Forward NL reviewing riverbank options
By Scott Bellile
Beautifying the north bank of the Wolf River could be more complicated and costly than asking store owners to paint their deteriorating buildings, a citizen group is learning.
Local resident Jerry Finch told Forward New London at its July 20 meeting the realization came to him when he read strategic plans from decades past that centered around the same goal.
“It was noted in the report that, and I’ll quote, ‘The river facades of these buildings were never intended to be viewed as anything other than what they are: back alley access,” Finch read aloud from one strategic plan. “‘At the time they were built, the south side of the river was entirely industrial, so aesthetics were not a consideration.’”
His conclusion: “Cosmetic painting will not change that view.”
Cleaning up the north bank is a key goal for Forward New London. New London Mayor Gary Henke told the group that he’s had prospective developers tell him they wouldn’t buy the vacant city-owned lot, formerly home to Wolf River Lumber, located across the river on the south bank because the view of the north bank is ugly.

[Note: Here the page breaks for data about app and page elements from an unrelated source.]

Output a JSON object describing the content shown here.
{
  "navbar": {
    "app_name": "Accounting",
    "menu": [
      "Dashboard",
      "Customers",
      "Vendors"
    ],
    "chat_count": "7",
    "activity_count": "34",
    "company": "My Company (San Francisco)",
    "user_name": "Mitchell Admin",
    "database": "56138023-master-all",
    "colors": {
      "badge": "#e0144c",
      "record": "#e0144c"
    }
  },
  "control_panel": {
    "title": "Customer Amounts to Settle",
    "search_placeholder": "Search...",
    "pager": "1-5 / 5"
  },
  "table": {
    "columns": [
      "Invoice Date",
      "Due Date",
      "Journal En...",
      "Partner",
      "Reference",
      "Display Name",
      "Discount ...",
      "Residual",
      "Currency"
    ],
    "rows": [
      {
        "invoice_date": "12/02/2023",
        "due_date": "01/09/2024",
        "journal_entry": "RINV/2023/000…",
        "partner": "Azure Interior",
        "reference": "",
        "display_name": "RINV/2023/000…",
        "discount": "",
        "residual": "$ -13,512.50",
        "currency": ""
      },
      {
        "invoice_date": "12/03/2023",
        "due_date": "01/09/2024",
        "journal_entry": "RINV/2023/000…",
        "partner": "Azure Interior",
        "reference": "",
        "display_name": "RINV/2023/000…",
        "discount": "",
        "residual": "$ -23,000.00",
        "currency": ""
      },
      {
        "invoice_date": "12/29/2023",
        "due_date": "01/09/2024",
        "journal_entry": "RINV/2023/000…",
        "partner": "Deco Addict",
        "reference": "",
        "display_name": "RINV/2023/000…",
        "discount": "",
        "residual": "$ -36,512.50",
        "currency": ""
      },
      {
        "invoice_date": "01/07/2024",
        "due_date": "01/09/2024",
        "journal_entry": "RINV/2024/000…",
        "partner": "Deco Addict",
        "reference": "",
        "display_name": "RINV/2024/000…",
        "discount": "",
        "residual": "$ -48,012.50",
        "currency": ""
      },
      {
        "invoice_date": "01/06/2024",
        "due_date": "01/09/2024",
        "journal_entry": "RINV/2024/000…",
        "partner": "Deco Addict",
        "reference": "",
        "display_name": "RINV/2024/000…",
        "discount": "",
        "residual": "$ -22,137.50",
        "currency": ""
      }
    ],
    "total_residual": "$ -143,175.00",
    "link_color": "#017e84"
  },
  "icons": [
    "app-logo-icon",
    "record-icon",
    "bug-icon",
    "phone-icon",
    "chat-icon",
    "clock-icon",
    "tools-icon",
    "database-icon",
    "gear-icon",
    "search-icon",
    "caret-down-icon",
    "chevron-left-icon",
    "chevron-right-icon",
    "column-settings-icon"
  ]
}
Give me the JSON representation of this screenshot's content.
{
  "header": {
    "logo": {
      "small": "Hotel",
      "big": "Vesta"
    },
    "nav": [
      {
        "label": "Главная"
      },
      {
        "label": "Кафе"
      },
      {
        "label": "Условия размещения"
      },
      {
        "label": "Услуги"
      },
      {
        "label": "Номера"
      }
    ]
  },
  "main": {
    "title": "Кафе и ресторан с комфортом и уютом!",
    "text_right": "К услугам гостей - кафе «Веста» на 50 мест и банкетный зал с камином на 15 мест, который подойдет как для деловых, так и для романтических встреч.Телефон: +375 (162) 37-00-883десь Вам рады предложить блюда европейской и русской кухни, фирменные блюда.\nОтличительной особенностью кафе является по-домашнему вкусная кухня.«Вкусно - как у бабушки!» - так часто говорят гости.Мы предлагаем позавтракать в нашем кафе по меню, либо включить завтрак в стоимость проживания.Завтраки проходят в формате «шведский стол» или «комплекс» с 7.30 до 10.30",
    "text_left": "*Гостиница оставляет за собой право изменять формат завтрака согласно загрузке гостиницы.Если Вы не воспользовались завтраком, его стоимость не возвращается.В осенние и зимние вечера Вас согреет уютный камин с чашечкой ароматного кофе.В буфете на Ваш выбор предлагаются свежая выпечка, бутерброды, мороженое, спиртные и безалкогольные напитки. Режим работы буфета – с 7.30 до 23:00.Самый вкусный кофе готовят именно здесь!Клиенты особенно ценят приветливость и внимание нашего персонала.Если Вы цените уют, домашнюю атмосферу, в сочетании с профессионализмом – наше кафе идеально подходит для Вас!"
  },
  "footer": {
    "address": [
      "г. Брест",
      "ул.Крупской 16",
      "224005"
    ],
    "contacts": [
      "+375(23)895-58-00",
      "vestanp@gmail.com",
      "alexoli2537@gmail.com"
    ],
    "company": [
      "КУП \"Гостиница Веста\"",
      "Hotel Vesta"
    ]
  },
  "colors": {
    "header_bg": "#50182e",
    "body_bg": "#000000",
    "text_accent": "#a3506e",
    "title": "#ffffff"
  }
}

New ideas discussed
Finch shared some ideas that weren’t discussed at the May meeting when Forward New London merged with Connect Communities and the effort officially kicked off.
He said Forward New London should still strive to convince building owners to repaint their facades but additionally proposed concealing the facades with a 12- to 15-foot fence.
The suggested fence would be see-through, but it would be thick enough that the city could decorate it. Finch suggested making it attractive by adorning its poles with vines or LED lighting that could turn different colors for occasions like St. Patrick’s Day or patriotic holidays. The fence would push the facades into the background and make them less prominent, he said.
“I would say go for something that’s unique and different and not the cheapest thing on the block,” Finch said. “I understand the city has limitations, but if you’re going to use a TIF district or if you’re going to earmark from the development of that south side and it makes the south side developable, I don’t think the cost of a couple hundred thousand dollars is out of line. I mean, it sounds like a lot of money, but I know that there are many things that go on in the city cost in the hundreds of thousands of dollars and are done because they have to be done.”
Henke said an engineering firm had recommended a 6-foot-high wrought iron fence. It could cost about $150,000, or double that for a more decorative style, he said. His concern is delivery trucks drive through the alley and if one backs into the fence, it would be costly to repair.
Henke leaned toward instead centralizing garbage pickup for North Water Street businesses. He said reducing the number of dumpsters in the alley would be an improvement.
“I don’t know how other business owners would feel about that,” Henke said. The drawback is a longer walk for downtown businesspeople to take out the trash.
Suggestions to boost foot traffic along the water front, which were revived from old strategic plans, include a cantilevered elevated walkway along the north bank as well as a pedestrian bridge connecting the north and south banks. Currently people cross the river using the traffic bridges on Shawano or Pearl streets.
“A walking path on the north side, [or] being able to have a pedestrian bridge, I mean that’s expensive stuff, but it’s real cool,” said Dave Thiel, director of Waupaca County Economic Development. “The only way you can do that is to use the revenue generated on the south side. And you might be investing more beyond what tax revenue is even generated on that south side.”
Funding the project
Thiel’s suggestion, a TIF district, is one way to fund whatever ideas for improvements Forward New London ultimately comes up with.
In a memo to city staff dated July 26, a week after the Forward New London meeting, City Administrator Kent Hager provided “very generalized” numbers he and Thiel determined if the city put a 26-year TIF on a downtown riverfront property.
“I was kind of surprised at the amount of debt that could be issued based on the taxable value that would be placed on the vacant property,” Hager stated. He added a city needs to be careful with a TIF. It could get into trouble as one of its neighbors did by creating a TIF, spending the money and then not creating the taxable value as planned.
Hager suggested a referendum to determine if the issue matters enough to voters that they would be in support of a TIF district.
“I would love to say yes, let’s go out and spend $2 million here, whatever,” Henke said. “We can’t do it. The state won’t allow us to period. But through a TIF district, if we could raise that kind of money, we can do it. I think it’s something to look into.”
Forward New London has a broader goal of downtown revitalization that goes beyond the riverfront. The first change could be “New London” banners for some streetlamps along North Water Street as well as benches on the sidewalks. Henke said he will request around $2,000 from either the Economic Development Committee or the Parks and Recreation Committee for those additions.
The next meeting
Forward New London will hold its next meeting Wednesday, Aug. 17, at 6 p.m. at Water Street Vintage.
The group says it hasn’t received enough public input and thus asks residents attend.
Forward New London particularly seeks feedback from business owners along the north bank who are directly affected by the proposals that include centralized trash pickup and painting the buildings.